Exercise >> Omit the pictures, but give back every entry below exactly as written.

Source material >>

┌────────

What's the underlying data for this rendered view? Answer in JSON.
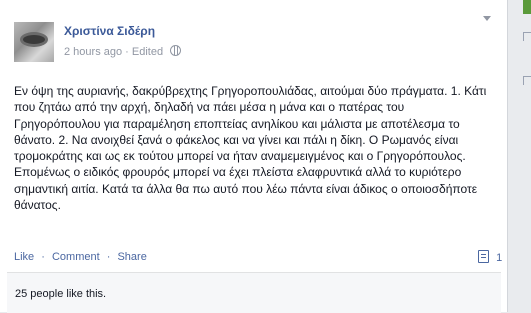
{
  "post": {
    "author": "Χριστίνα Σιδέρη",
    "timestamp": "2 hours ago",
    "edited": "Edited",
    "privacy_icon": "globe-icon",
    "body": "Εν όψη της αυριανής, δακρύβρεχτης Γρηγοροπουλιάδας, αιτούμαι δύο πράγματα. 1. Κάτι που ζητάω από την αρχή, δηλαδή να πάει μέσα η μάνα και ο πατέρας του Γρηγορόπουλου για παραμέληση εποπτείας ανηλίκου και μάλιστα με αποτέλεσμα το θάνατο. 2. Να ανοιχθεί ξανά ο φάκελος και να γίνει και πάλι η δίκη. Ο Ρωμανός είναι τρομοκράτης και ως εκ τούτου μπορεί να ήταν αναμεμειγμένος και ο Γρηγορόπουλος. Επομένως ο ειδικός φρουρός μπορεί να έχει πλείστα ελαφρυντικά αλλά το κυριότερο σημαντική αιτία. Κατά τα άλλα θα πω αυτό που λέω πάντα είναι άδικος ο οποιοσδήποτε θάνατος."
  },
  "actions": {
    "like": "Like",
    "comment": "Comment",
    "share": "Share",
    "separator": "·",
    "comment_count": "1"
  },
  "likes": {
    "text": "25 people like this."
  },
  "colors": {
    "link": "#3b5998",
    "action": "#4b67a1",
    "meta": "#9197a3"
  }
}
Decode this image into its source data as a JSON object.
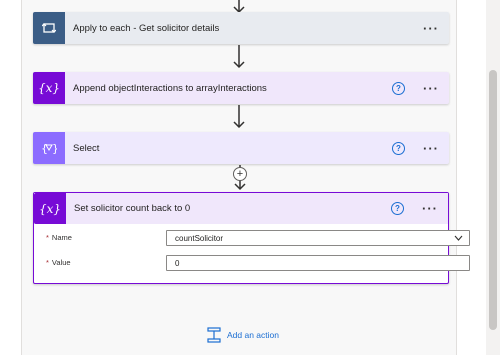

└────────

Expected answer >>
What's the underlying data for this rendered view? Answer in JSON.
{
  "post": {
    "author": "Χριστίνα Σιδέρη",
    "timestamp": "2 hours ago",
    "edited": "Edited",
    "privacy_icon": "globe-icon",
    "body": "Εν όψη της αυριανής, δακρύβρεχτης Γρηγοροπουλιάδας, αιτούμαι δύο πράγματα. 1. Κάτι που ζητάω από την αρχή, δηλαδή να πάει μέσα η μάνα και ο πατέρας του Γρηγορόπουλου για παραμέληση εποπτείας ανηλίκου και μάλιστα με αποτέλεσμα το θάνατο. 2. Να ανοιχθεί ξανά ο φάκελος και να γίνει και πάλι η δίκη. Ο Ρωμανός είναι τρομοκράτης και ως εκ τούτου μπορεί να ήταν αναμεμειγμένος και ο Γρηγορόπουλος. Επομένως ο ειδικός φρουρός μπορεί να έχει πλείστα ελαφρυντικά αλλά το κυριότερο σημαντική αιτία. Κατά τα άλλα θα πω αυτό που λέω πάντα είναι άδικος ο οποιοσδήποτε θάνατος."
  },
  "actions": {
    "like": "Like",
    "comment": "Comment",
    "share": "Share",
    "separator": "·",
    "comment_count": "1"
  },
  "likes": {
    "text": "25 people like this."
  },
  "colors": {
    "link": "#3b5998",
    "action": "#4b67a1",
    "meta": "#9197a3"
  }
}
Decode this image into its source data as a JSON object.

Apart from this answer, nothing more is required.